12-1:00 Lunch

1:10-2:40 Workshop 1 “Put Flesh on Old Bones” Hastings (small room in Lodge)

Workshop 2 “Turning Singing Tale into Told Tale” Greenwood

Linda Goodman Showcase: “Shattered Silence” Knox (lower level of Stewart)

2:55-4:25 Workshop 1 Hastings
Workshop 2 Greenwood

4:45-5:30 General VASA Meeting w/elections Greenwood

6:00 Dinner

7:30-9:15 Concert: Ralph Chatham, Geraldine Buckley, Michael Reno Harrell

9:15-10 Basket Auction/Social

10:15 until… Story swap Greenwood

Sunday, March 20

8:00 Breakfast

Rest of activities in Greenwood

9-10 Swap

10-10:30 Break

10:30-11:30 Inspirational stories

11:30 Closing with PUNS

Tuesday, March 1, 2011

Penny for Your Thoughts

CD Review

Written and performed by Diane Ferlatte, with Erik Pearson. Order by emailing or visit

Reviewed by Linda Goodman

Diane Ferlatte has a rich, silky voice that is full of soul and heart. I could listen to her recite multiplication tables for hours and never feel board. Imagine how pleasant it is to hear her telling stories.

I first heard Diane at the Three Apples Storytelling Festival in Harvard, Massachusetts. I was spellbound by her gentle wisdom, coupled with spurts of energy that had me springing upright in my seat. I have heard her many times since, and she never fails to delight her audience.

Three of the stories on this CD are ones I have not heard before, including Next Town, in which Ferlatte shares a tale about a family road trip from California to Louisiana in the midst of a steaming, hot summer in her childhood. Her wise mother prepares food for the trip, but it disappears much sooner than expected. In the segregated south, when many restaurants refused service to black people, Ferlatte learned that people can hate others without even knowing them.

My Black Day, also new to me, relates an encounter with a French exchange student that leads to a deep friendship. Friendship and love, we learn, transcends cultural barriers. And singing a familiar song, by the way, can make everything all right if we put our problems behind us and concentrate on the music.

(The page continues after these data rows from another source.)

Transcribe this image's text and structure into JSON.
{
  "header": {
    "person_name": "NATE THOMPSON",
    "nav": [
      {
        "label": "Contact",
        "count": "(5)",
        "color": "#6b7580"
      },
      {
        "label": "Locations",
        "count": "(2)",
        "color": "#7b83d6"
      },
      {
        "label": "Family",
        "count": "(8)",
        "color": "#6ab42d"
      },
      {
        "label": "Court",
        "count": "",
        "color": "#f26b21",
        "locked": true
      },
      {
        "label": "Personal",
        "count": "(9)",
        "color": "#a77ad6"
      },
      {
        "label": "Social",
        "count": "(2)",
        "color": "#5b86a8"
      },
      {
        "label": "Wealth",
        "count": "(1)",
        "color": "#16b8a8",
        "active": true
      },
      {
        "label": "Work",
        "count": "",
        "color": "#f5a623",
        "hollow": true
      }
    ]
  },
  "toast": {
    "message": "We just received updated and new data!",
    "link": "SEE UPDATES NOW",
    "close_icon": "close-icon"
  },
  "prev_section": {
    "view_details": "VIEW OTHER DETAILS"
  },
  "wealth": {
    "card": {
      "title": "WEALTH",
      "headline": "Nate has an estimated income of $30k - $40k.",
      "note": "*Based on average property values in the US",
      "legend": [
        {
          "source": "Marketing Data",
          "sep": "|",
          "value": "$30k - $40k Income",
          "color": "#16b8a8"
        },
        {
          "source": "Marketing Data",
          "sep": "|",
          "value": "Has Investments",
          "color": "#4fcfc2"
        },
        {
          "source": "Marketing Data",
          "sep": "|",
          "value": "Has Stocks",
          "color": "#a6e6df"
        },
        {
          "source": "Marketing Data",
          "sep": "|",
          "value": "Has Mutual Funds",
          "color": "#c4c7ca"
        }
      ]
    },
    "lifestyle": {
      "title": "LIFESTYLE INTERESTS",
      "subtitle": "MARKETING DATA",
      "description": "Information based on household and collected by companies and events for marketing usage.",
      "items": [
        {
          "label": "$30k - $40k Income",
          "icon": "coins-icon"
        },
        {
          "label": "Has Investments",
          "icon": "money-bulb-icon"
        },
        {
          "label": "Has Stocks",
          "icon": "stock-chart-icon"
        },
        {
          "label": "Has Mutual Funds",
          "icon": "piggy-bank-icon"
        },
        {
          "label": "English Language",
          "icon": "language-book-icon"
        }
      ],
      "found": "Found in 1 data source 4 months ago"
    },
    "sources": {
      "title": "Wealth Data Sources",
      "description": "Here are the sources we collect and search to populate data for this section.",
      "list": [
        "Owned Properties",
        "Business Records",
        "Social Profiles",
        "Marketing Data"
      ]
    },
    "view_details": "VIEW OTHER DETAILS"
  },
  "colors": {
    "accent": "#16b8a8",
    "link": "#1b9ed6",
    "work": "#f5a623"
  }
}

You Never Know What the End’s Gonna Be is the story of how the African American Ferlatte and her English husband won over her mother-in-law, who refused to attend their wedding. What was their secret? Patience, persistence, conversation, and two irresistible grandchildren. They included this reluctant grandmother in their lives, despite her resistance, and won her over. This story speaks to the comfort that only a loving family can provide.

I Got Your back begins with an instrumental version of Swing Low, Sweet Chariot, morphs into a folktale about an old woman who sacrifices everything to save the people of her village, and ends with a tribute to the late, great J.J Reneaux. Sweet memories…how they linger.

Penny for Your Thoughts, the third story new to me on this CD, shows how two cultures, as well as two generations, can come together if they talk honestly to one another. “The most important person in your life is the one you are with right now,” Ferlatte affirms. Lean on Me is the perfect song to end this series of stories about lessons learned on life’s journey.

Ferlatte’s stories, vocals are songs are well complemented by Erik Pearson’s deep vocals, banjo, guitar, and bass. Together they shine a light on interactions between people who are open to new understandings of old philosophies. Even in this chaotic world, they make peace seem possible.